    Plus from what I understand, different brands weight rating can differ from other brands of the same weight. Plus, what weight is Type E really? I’ve never been able to get a straight answer. Ask 10 people and get answers.

    If I was racing, I’d go to an aftermarket brand, so I could track my oil weight and get somewhat consistent results. If HD Type is 10wt, is it the same viscosity when they switch between Maxima, Bel-ray, etc.

    The short answer is that I agree with CoOter, but I’m trying to not make it obvious that I am.
    HA!

    Yeah I looked and just came to my own conclusion that it was 10w. I seem to remember that Bel-Ray is a little more viscous than other brands, and I've had success with their products.
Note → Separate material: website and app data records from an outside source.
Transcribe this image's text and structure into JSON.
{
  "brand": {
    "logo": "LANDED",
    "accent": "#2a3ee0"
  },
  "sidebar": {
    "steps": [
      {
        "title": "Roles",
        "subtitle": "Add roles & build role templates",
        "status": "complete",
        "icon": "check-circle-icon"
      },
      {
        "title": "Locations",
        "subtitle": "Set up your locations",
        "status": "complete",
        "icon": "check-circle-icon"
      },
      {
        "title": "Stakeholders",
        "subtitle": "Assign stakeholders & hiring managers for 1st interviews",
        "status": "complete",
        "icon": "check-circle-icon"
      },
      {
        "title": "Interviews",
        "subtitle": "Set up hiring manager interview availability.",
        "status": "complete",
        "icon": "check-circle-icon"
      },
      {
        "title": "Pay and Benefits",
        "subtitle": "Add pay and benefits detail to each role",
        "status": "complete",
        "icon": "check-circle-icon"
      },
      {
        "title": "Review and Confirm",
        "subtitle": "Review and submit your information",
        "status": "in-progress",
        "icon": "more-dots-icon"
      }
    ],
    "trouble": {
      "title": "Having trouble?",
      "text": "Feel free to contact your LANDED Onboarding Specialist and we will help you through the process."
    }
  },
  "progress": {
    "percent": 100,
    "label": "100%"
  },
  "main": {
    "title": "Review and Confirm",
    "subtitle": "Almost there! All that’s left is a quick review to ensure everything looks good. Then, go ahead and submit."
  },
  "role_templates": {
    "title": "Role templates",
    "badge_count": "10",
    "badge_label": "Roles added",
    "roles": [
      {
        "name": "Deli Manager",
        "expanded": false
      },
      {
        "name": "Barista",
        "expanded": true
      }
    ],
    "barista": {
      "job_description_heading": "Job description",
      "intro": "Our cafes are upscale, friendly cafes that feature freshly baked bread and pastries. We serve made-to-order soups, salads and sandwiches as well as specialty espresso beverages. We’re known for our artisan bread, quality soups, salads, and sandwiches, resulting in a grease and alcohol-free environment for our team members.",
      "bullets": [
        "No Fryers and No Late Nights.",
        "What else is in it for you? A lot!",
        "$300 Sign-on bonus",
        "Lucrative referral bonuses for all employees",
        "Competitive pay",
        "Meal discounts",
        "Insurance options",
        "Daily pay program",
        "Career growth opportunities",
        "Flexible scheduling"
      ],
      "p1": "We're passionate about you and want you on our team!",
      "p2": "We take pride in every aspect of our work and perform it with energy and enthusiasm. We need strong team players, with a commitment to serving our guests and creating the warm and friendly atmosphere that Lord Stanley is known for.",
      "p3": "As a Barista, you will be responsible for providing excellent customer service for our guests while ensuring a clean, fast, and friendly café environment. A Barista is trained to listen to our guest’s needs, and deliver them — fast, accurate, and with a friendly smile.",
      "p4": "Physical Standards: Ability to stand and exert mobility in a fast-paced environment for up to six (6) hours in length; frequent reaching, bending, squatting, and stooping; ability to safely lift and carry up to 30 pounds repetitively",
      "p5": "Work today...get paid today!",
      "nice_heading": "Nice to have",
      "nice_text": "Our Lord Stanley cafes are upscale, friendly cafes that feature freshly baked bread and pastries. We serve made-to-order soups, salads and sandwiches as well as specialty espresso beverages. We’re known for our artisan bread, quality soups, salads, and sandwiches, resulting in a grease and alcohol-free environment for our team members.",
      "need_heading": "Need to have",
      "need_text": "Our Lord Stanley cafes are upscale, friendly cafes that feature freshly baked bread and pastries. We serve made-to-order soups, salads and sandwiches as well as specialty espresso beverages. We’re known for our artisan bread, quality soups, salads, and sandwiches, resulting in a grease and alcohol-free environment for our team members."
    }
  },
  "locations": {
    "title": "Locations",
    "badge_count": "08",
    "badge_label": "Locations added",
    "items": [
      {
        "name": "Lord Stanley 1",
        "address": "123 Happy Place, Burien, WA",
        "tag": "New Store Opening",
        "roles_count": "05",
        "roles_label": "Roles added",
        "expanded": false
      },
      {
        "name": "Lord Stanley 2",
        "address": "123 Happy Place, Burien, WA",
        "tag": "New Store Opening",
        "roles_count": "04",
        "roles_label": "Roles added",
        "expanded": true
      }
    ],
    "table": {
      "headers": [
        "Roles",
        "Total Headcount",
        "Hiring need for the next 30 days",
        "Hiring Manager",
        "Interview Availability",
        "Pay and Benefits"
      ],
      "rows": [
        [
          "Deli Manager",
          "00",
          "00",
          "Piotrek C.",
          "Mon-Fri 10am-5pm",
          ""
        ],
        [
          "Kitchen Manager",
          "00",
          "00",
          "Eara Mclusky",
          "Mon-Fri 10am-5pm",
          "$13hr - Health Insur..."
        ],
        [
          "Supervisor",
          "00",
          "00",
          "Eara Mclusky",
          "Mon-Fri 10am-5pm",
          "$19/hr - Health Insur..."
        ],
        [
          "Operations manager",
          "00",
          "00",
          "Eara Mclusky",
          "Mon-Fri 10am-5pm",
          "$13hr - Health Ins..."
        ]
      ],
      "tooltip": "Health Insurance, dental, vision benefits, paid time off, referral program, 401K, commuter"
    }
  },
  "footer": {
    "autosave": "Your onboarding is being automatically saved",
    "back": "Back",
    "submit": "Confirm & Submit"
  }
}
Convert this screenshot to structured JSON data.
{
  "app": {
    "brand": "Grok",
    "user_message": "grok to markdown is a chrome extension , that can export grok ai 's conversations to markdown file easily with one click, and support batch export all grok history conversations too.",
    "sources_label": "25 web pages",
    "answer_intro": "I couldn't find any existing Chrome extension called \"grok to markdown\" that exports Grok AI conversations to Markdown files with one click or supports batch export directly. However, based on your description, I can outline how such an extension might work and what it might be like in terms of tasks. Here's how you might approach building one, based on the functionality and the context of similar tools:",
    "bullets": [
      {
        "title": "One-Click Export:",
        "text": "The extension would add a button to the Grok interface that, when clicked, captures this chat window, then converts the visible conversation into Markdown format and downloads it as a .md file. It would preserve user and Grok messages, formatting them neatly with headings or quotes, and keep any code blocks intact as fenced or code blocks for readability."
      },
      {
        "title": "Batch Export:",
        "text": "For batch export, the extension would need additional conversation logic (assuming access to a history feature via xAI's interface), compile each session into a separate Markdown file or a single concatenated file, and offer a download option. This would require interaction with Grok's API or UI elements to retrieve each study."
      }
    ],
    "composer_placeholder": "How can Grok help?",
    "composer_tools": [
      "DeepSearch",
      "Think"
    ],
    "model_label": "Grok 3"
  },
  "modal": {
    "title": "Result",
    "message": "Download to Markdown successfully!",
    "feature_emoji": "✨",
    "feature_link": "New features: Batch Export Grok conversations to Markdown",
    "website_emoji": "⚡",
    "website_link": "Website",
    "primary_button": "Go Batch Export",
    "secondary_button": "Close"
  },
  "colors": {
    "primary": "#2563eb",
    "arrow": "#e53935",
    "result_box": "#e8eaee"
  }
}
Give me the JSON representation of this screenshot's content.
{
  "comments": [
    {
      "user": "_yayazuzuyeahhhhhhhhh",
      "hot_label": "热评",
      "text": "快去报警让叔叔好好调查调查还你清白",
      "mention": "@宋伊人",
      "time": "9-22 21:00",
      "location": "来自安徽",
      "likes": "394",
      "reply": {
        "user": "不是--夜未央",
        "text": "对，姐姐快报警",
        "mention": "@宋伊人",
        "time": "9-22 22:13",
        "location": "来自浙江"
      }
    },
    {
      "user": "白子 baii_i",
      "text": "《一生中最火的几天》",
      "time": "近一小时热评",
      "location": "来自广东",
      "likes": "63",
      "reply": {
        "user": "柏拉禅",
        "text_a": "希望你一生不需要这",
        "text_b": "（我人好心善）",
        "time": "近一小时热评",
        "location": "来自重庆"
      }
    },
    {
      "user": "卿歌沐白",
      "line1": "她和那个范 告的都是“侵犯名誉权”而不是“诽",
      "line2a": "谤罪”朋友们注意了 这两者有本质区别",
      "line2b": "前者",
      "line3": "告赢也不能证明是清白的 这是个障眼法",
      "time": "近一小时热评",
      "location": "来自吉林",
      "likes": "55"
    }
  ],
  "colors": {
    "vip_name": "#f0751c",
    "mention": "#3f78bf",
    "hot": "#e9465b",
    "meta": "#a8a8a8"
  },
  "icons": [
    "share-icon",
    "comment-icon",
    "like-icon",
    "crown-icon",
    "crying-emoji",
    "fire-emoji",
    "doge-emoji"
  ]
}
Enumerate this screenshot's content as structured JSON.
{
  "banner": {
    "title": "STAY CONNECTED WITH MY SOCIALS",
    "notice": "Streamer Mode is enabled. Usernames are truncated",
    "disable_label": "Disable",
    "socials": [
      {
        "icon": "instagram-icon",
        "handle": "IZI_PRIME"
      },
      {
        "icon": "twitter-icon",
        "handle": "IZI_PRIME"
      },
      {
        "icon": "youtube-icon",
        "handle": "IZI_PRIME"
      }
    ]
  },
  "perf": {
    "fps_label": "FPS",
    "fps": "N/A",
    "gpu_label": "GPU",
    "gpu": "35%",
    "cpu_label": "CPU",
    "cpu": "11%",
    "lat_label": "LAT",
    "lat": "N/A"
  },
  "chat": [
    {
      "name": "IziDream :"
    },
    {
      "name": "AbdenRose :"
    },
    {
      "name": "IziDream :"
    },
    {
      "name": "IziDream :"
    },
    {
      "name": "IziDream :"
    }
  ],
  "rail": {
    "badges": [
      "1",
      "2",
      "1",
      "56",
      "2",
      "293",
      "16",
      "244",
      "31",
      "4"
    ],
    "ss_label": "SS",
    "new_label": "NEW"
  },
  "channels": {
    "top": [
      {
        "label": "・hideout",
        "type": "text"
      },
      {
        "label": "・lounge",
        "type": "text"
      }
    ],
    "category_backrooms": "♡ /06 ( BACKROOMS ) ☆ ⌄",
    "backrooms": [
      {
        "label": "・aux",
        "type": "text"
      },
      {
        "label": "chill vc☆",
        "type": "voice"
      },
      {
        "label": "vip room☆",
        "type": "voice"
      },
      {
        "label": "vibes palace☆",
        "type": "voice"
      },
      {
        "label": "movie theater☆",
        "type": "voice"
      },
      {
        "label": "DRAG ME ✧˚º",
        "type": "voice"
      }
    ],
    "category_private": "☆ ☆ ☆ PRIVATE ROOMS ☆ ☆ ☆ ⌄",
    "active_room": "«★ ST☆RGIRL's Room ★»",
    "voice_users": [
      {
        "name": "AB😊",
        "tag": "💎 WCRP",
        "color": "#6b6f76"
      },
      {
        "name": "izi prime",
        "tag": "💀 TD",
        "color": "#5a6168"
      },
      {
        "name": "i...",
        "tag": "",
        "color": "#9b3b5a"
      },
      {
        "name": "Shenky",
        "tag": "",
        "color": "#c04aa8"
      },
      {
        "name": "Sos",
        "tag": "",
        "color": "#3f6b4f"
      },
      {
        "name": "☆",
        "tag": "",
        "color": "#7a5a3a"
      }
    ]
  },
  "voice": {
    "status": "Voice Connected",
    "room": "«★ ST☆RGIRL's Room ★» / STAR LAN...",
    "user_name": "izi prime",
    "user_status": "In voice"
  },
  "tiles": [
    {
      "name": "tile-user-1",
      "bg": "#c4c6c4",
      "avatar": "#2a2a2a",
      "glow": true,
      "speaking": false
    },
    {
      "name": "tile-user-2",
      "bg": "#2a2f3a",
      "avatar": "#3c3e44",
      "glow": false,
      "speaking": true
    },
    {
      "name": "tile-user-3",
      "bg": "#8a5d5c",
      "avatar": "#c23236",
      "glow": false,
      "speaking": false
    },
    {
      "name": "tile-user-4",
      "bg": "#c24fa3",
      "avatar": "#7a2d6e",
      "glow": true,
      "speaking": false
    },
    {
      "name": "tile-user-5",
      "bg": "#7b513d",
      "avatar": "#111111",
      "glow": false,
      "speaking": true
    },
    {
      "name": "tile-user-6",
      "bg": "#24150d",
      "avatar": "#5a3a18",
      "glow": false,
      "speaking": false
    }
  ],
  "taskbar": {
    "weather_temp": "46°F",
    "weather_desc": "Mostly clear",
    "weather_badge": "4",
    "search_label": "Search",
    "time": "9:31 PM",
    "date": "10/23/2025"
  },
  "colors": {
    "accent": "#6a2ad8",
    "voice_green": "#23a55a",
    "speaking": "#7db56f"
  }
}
I've also used Motul, which was great, too.

    Spectro has "Type E" but I've never used it, so hard to say whether it's good. Decisions, decisions.

  7. #17
    Senior Member Cooter's Avatar
    Join Date
    Dec 2012
    Location
    Crawling up your skirt
    Posts
    9,155
    I wouldn't obsess over fork oil weight. Even fresh 5w compared to fresh 10w is easily adjusted to the same sized person with OE suspension settings and will behave the same. You only need to change it up if you have any of your adjustments MAXED out.

    Quote Originally Posted by 34nineteen View Post
    Plus from what I understand, different brands weight rating can differ from other brands of the same weight. Plus, what weight is Type E really? I’ve never been able to get a straight answer. Ask 10 people and get answers.
    Totally this.

    Viscosity doesn't really 'break down with age', more like it gets more sensitive to heat*. Thinning out faster at a lower temp, making you fight to chase suspension settings.
    Turn your screws people! With the bike warm, first set sag, then set compression to the most travel without bottoming (zip-tie trick), then just enough re-bound to stop any bounce. It is easy, fast, and gets you to 98% for a comfortable ride and the best performance. Do it every 1000 miles or if you're going to change your riding style dramatically.

    *terrible oversimplification

  8. #18
    Senior Member
    Join Date
    May 2020
    Location
    North Texas
    Posts
    163
    Quote Originally Posted by Cooter View Post
    I wouldn't obsess over fork oil weight. Even fresh 5w compared to fresh 10w is easily adjusted to the same sized person with OE suspension settings and will behave the same. You only need to change it up if you have any of your adjustments MAXED out.



    Totally this.

    Viscosity doesn't really 'break down with age', more like it gets more sensitive to heat*. Thinning out faster at a lower temp, making you fight to chase suspension settings.
    Turn your screws people! With the bike warm, first set sag, then set compression to the most travel without bottoming (zip-tie trick), then just enough re-bound to stop any bounce. It is easy, fast, and gets you to 98% for a comfortable ride and the best performance. Do it every 1000 miles or if you're going to change your riding style dramatically.

    *terrible oversimplification
    Dave Moss.

  9. #19
    Senior Member Cooter's Avatar
    Join Date
    Dec 2012
    Location
    Crawling up your skirt
    Posts
    9,155
    That guy (Dave Moss) is a tire reading Warlock! Good taste in bikes too He does such a good job of explaining the basics of set-up in simple terms Although I don't own a subscription, I would HIGHLY recommend paying someone that smart (and patient) for the knowledge that they can share



Page 2 of 2 FirstFirst 12

Posting Permissions

  • You may not post new threads
  • You may not post replies
  • You may not post attachments
  • You may not edit your posts
  •